High-quality reviews improve product sales

A well-written review tends to inspire confidence about the product, even if the review is negative. Typically, such reviews are perceived as objective and thorough. If we have a high-quality negative review this may serve as a guarantee that the negative aspects of the product are not that bad after all. For example, a negative review, such as "horrible battery life... in my tests battery lasts barely longer than 24 hours," may be perceived as positive by other customers that consider a 24-hour battery life to be more than sufficient.

In our recent (award-winning) WWW2011 paper "Towards a Theory Model for Product Search" (with Beibei Li and Anindya Ghose), we noticed that demand for a hotel increases if the reviews on TripAdvisor and Travelocity are well-written, without spelling errors; this holds no matter if the review is positive or negative. In our TKDE paper "Estimating the Helpfulness and Economic Impact of Product Reviews: Mining Text and Reviewer Characteristics"  (with Anindya Ghose), we observed similar trends for products sold and reviewed on Amazon.com.

And what can we do knowing this?

Being in a business school, these findings were considered informative but not deeply interesting. Do not forget, the focus of researchers in business schools is centered on causality and on policy-making. Yes, we now know that it is important for the reviews to be well-written and informative, if we want the product to sell well. But if we cannot do anything about this, it is not deeply interesting. It is almost like knowing that during the cold months the demand for summer resorts drops!

But here comes the twist...

The crowdsourcing solution

Last week, over drinks during the WWW conference, I learned about a fascinating application of crowdsourcing that attacked exactly this issue.

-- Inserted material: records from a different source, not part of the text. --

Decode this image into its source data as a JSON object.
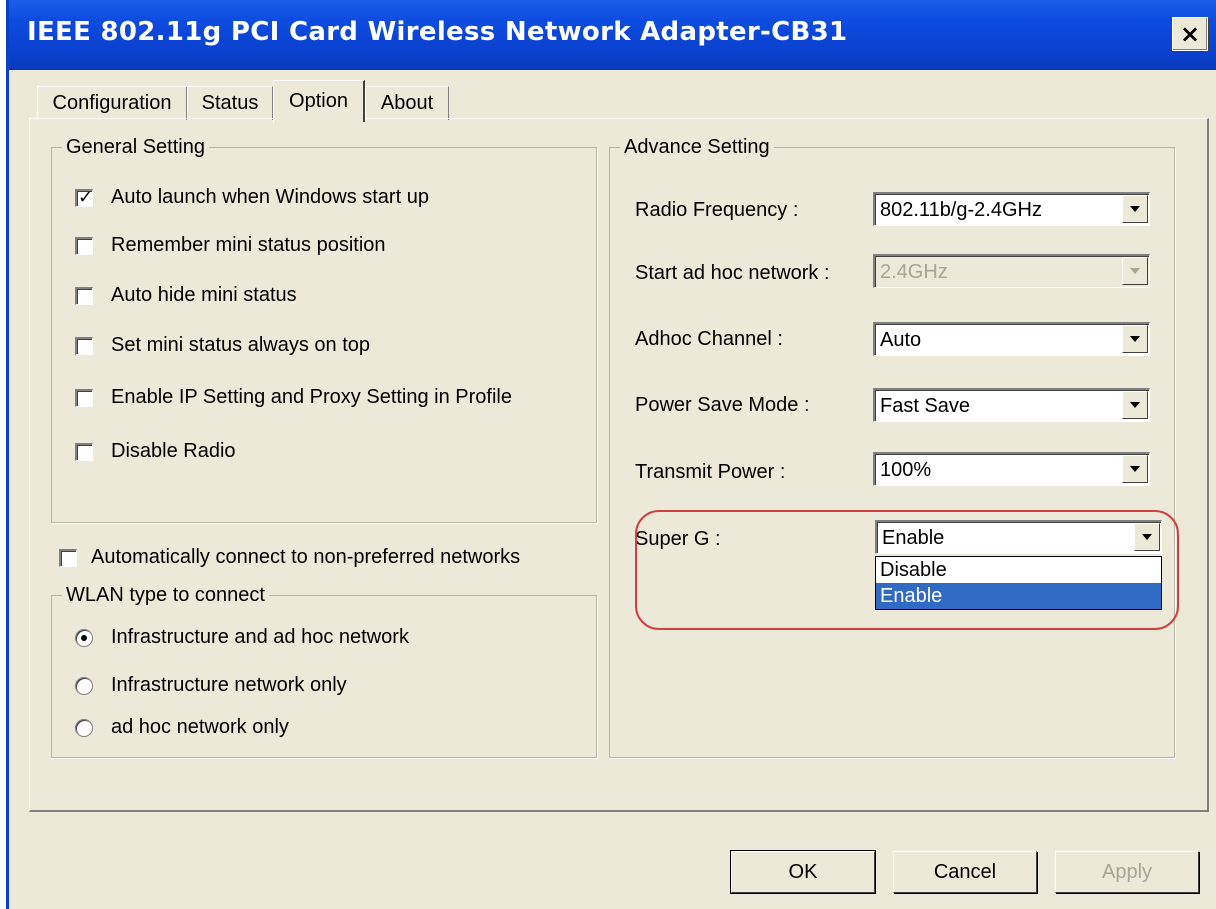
{
  "window": {
    "title": "IEEE 802.11g  PCI Card  Wireless  Network  Adapter-CB31",
    "close_glyph": "×"
  },
  "tabs": [
    {
      "label": "Configuration",
      "active": false
    },
    {
      "label": "Status",
      "active": false
    },
    {
      "label": "Option",
      "active": true
    },
    {
      "label": "About",
      "active": false
    }
  ],
  "general_setting": {
    "legend": "General Setting",
    "items": [
      {
        "label": "Auto launch when Windows start up",
        "checked": true
      },
      {
        "label": "Remember mini status position",
        "checked": false
      },
      {
        "label": "Auto hide mini status",
        "checked": false
      },
      {
        "label": "Set mini status always on top",
        "checked": false
      },
      {
        "label": "Enable IP Setting and Proxy Setting in Profile",
        "checked": false
      },
      {
        "label": "Disable Radio",
        "checked": false
      }
    ]
  },
  "auto_connect": {
    "label": "Automatically connect to non-preferred networks",
    "checked": false
  },
  "wlan_type": {
    "legend": "WLAN type to connect",
    "options": [
      {
        "label": "Infrastructure and ad hoc network",
        "selected": true
      },
      {
        "label": "Infrastructure network only",
        "selected": false
      },
      {
        "label": "ad hoc network only",
        "selected": false
      }
    ]
  },
  "advance_setting": {
    "legend": "Advance Setting",
    "fields": [
      {
        "label": "Radio Frequency :",
        "value": "802.11b/g-2.4GHz",
        "disabled": false
      },
      {
        "label": "Start ad hoc network :",
        "value": "2.4GHz",
        "disabled": true
      },
      {
        "label": "Adhoc Channel :",
        "value": "Auto",
        "disabled": false
      },
      {
        "label": "Power Save Mode :",
        "value": "Fast Save",
        "disabled": false
      },
      {
        "label": "Transmit Power :",
        "value": "100%",
        "disabled": false
      },
      {
        "label": "Super G :",
        "value": "Enable",
        "disabled": false
      }
    ],
    "super_g_options": [
      {
        "label": "Disable",
        "selected": false
      },
      {
        "label": "Enable",
        "selected": true
      }
    ]
  },
  "buttons": {
    "ok": "OK",
    "cancel": "Cancel",
    "apply": "Apply"
  },
  "colors": {
    "titlebar": "#0a3fcc",
    "dialog_face": "#ece9d8",
    "selection": "#316ac5",
    "highlight_oval": "#d04040"
  }
}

An online retailer noticed that, indeed, products with high-quality reviews are selling well. So, they decided to take action. The retailer used Amazon Mechanical Turk to improve the quality of the reviews posted on its own website. Using the Find-Fix-Verify pattern, the retailed used Mechanical Turk to examine millions of product reviews. (Here are the archived versions of the HITs: Find, Fix, Verify. And if you have not figured out the firm name by now, the retailer is Zappos.) For the reviews with mistakes, they fixed the spelling and grammar errors! Thus they effectively improved the quality of the reviews on their website. And, correspondingly, they improved the demand for their products.

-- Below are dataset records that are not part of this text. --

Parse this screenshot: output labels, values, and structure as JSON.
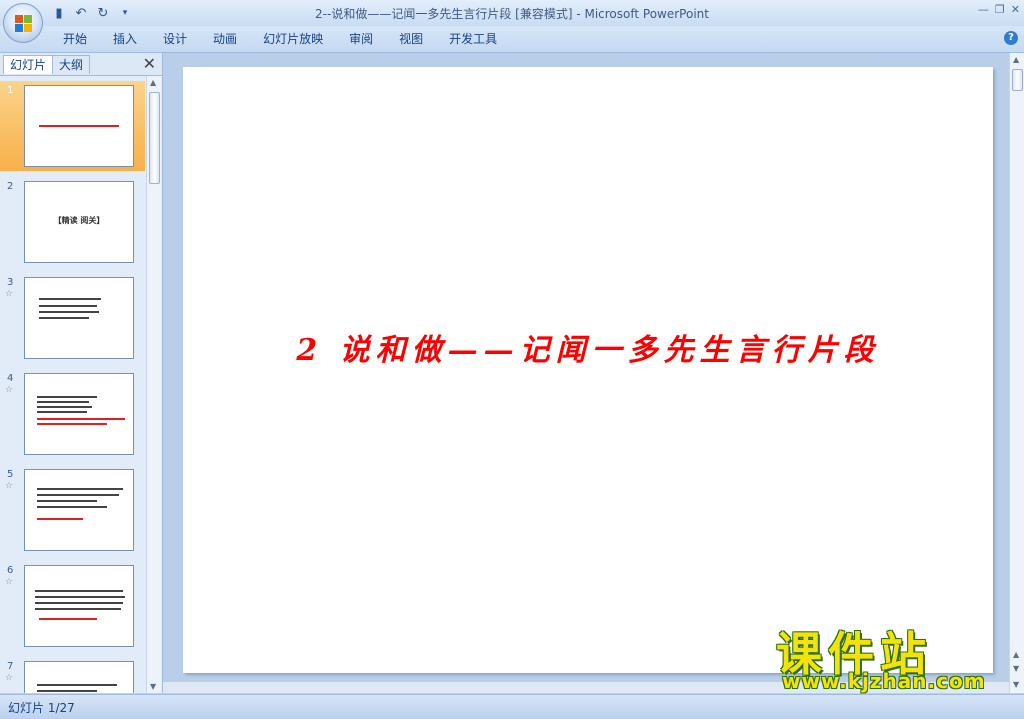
{
  "window": {
    "title": "2--说和做——记闻一多先生言行片段 [兼容模式] - Microsoft PowerPoint",
    "buttons": [
      "minimize-icon",
      "restore-icon",
      "close-icon"
    ]
  },
  "quick_access": [
    "save-icon",
    "undo-icon",
    "redo-icon",
    "customize-icon"
  ],
  "ribbon": {
    "tabs": [
      "开始",
      "插入",
      "设计",
      "动画",
      "幻灯片放映",
      "审阅",
      "视图",
      "开发工具"
    ],
    "help": "?"
  },
  "pane": {
    "tabs": [
      "幻灯片",
      "大纲"
    ],
    "close": "✕",
    "thumbnails": [
      {
        "number": "1",
        "selected": true,
        "has_star": false
      },
      {
        "number": "2",
        "selected": false,
        "has_star": false,
        "text": "【精读 阅关】"
      },
      {
        "number": "3",
        "selected": false,
        "has_star": true
      },
      {
        "number": "4",
        "selected": false,
        "has_star": true
      },
      {
        "number": "5",
        "selected": false,
        "has_star": true
      },
      {
        "number": "6",
        "selected": false,
        "has_star": true
      },
      {
        "number": "7",
        "selected": false,
        "has_star": true
      }
    ]
  },
  "slide": {
    "title": "2 说和做——记闻一多先生言行片段",
    "title_color": "#ff0000"
  },
  "statusbar": {
    "text": "幻灯片 1/27"
  },
  "watermark": {
    "main": "课件站",
    "url": "www.kjzhan.com"
  },
  "colors": {
    "accent": "#15428b",
    "selected_thumb": "#f7b04a"
  }
}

For the curious readers, Zappos has been doing this at least since April of 2009, which means that they were doing it even before being bought by Amazon.

While I do not know the exact revenue improvement, I was told that it was substantial. Given that Zappos spent at least 10 cents per review, and that they examined approximately 5 million reviews, this is an expense of a few hundred thousand dollars. (My archive on MTurk-Tracker kind of confirms these numbers.) So, the expected revenue improvement should have been at least a few million dollars for this exercise to make sense.

Ethical? Notice that they are not fixing the polarity or the content of the reviews. They just change the language to be correct and error-free. I can see the counter-argument that the writing style allows us to judge if the review is serious or not. So, artificially improving the writing style may be considered as interference with the perceived objectivity of the user-generated reviews. I still consider it fine to change the grammar, from the ethics point of view.

But is it ingenious? A resounding yes! It is one of these solutions that is sitting in front of you but you just cannot see it. And this is what makes it ingenious.